Student Spotlight: Saeedeh Sadeghi
April 10, 2023
Saeedeh Sadeghi is a doctoral candidate in human development with a concentration in developmental psychology from Shiraz, Iran. She earned a B.S. in computer engineering from Shiraz University, M.S. in machine intelligence and robotics from the University of Tehran, M.S. in systems engineering from Cornell University, and M.A. in human development from Cornell and now studies how the experience of time and emotion is influenced by the body under the guidance of Eve De Rosa.
What is your area of research and why is it important?
In my research, I try to understand how our experience of time and emotion comes from the body and sensory organs. In one project I worked on how the heart, the organ in our chest that pumps blood, is related to the perception of time. The heart is constantly interacting with the brain, shaping our perceptual experience including the sense of time. In another project, I am working on how our feelings are influenced by the visual waves that our eyes receive—features such as colors, shapes, or composition of the scenes.
What are the larger implications of this research?
I hope that communicating my research to the public might bring more mental clarity and a sense of presence to humans. We tend to identify ourselves with our mind as separate from the environment. In my research, I objectify the mind experience, showing that it partly comes from the body or physical sensations. This could also have practical implications about ways of changing the environment or body to improve psychological well-being. Building on our research, future work may deepen our understanding of mental disorders and their impact on one’s experience of the environment, as well as strategies to support the patients.

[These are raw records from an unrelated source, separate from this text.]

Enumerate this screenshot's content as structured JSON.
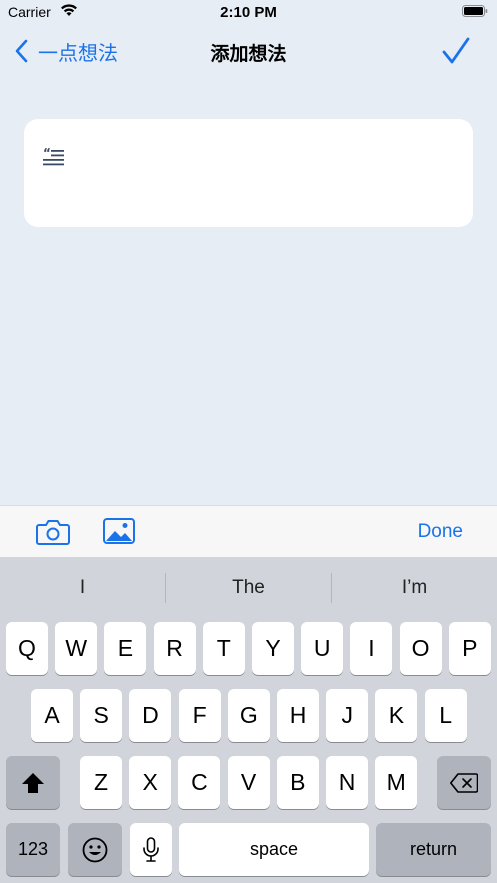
{
  "status_bar": {
    "carrier": "Carrier",
    "time": "2:10 PM"
  },
  "nav": {
    "back_label": "一点想法",
    "title": "添加想法"
  },
  "accessory": {
    "done_label": "Done"
  },
  "keyboard": {
    "suggestions": [
      "I",
      "The",
      "I’m"
    ],
    "row1": [
      "Q",
      "W",
      "E",
      "R",
      "T",
      "Y",
      "U",
      "I",
      "O",
      "P"
    ],
    "row2": [
      "A",
      "S",
      "D",
      "F",
      "G",
      "H",
      "J",
      "K",
      "L"
    ],
    "row3": [
      "Z",
      "X",
      "C",
      "V",
      "B",
      "N",
      "M"
    ],
    "numbers_label": "123",
    "space_label": "space",
    "return_label": "return"
  },
  "colors": {
    "accent": "#1a73e8",
    "background": "#e6edf5",
    "keyboard": "#d1d4da"
  }
}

You were lead author on a study finding that the perception of time may change with each heartbeat. What do you imagine are the larger implications of the study?
Cognitive neuroscience has widely focused on the brain to explain how the mind works. Our research is suggesting that the body and heart are involved in the feeling of time. We don’t perceive time only with the brain, but the heart is also part of the larger network that gives rise to the sense of time. Our work could provide further insight into how the experience of time might be distorted in patients with disorders related to heart function.
This research has been picked up by additional news sources, including The New York Times. How do you feel knowing your research is making such an impact?
I’m happy that our work sparked curiosity in the public. It’s a shared human need to know about how our mind works and what makes us who we are. I receive emails from non-experts who read a news article about our work, asking questions about the implications of our research or commenting about what it means in their personal experiences. Our experiment was in a very controlled environment with specific stimuli so I don’t know the answer to many questions unless we test them. But what makes me feel happy is public engagement and extending the outreach to non-experts.
How did you get involved with this research and what drew you to it?
The initial thoughts came from a book I read about time perception titled “Felt Time” by Marc Wittmann. Wittmann is one of the proponents of the idea that perception of time is rooted in the body and explains it beautifully in his book based on scientific literature. My mentors at Cornell also had interest and expertise in the relationship between the heart and emotion or perception in general. So we came up with the idea of studying the heart-time relationship. I reached out to Marc Wittmann to get his feedback about our results and he later joined us as a collaborator and co-author of the paper.
What are your hobbies or interests outside of your research or scholarship?
In the past, I enjoyed creating paintings and bead jewelry. I found joy in the meditative process of expressing my emotions in a creative craft. While I still value these outlets, my current hobbies include hiking, hanging out with friends, and exercising. During grad school, I found relief from emotional stress by taking long hikes in nature. Ithaca is perfect for hiking with its beautiful and vibrant nature!
Why did you choose Cornell to pursue your degree?
I liked crossing disciplinary boundaries in my research and thought that my offer at Cornell would be a great fit. As a Ph.D. student at Cornell, I would be mentored by a committee of three to five faculty members. Having a diverse committee would give me a more comprehensive perspective from different disciplines. My Ph.D. admission offer included guaranteed funding for a teaching assistantship all throughout the program. I saw this as a bonus that would allow more freedom in choosing my research direction, not being limited by a specific research grant. Finally, being close to nature was another factor that made Cornell and Ithaca attractive to me.